(Dataset excerpts)
☆ ☆ ☆ ☆
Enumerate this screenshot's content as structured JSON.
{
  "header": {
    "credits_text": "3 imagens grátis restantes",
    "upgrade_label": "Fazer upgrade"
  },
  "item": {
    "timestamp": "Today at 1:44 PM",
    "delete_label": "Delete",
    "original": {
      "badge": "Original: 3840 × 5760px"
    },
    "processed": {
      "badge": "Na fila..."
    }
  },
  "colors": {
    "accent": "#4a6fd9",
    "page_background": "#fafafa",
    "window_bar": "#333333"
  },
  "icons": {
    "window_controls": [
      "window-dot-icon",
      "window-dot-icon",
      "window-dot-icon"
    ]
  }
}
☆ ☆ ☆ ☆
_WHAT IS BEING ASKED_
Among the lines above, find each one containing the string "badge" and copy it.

_ANSWER SPACE_
      "badge": "Original: 3840 × 5760px"
      "badge": "Na fila..."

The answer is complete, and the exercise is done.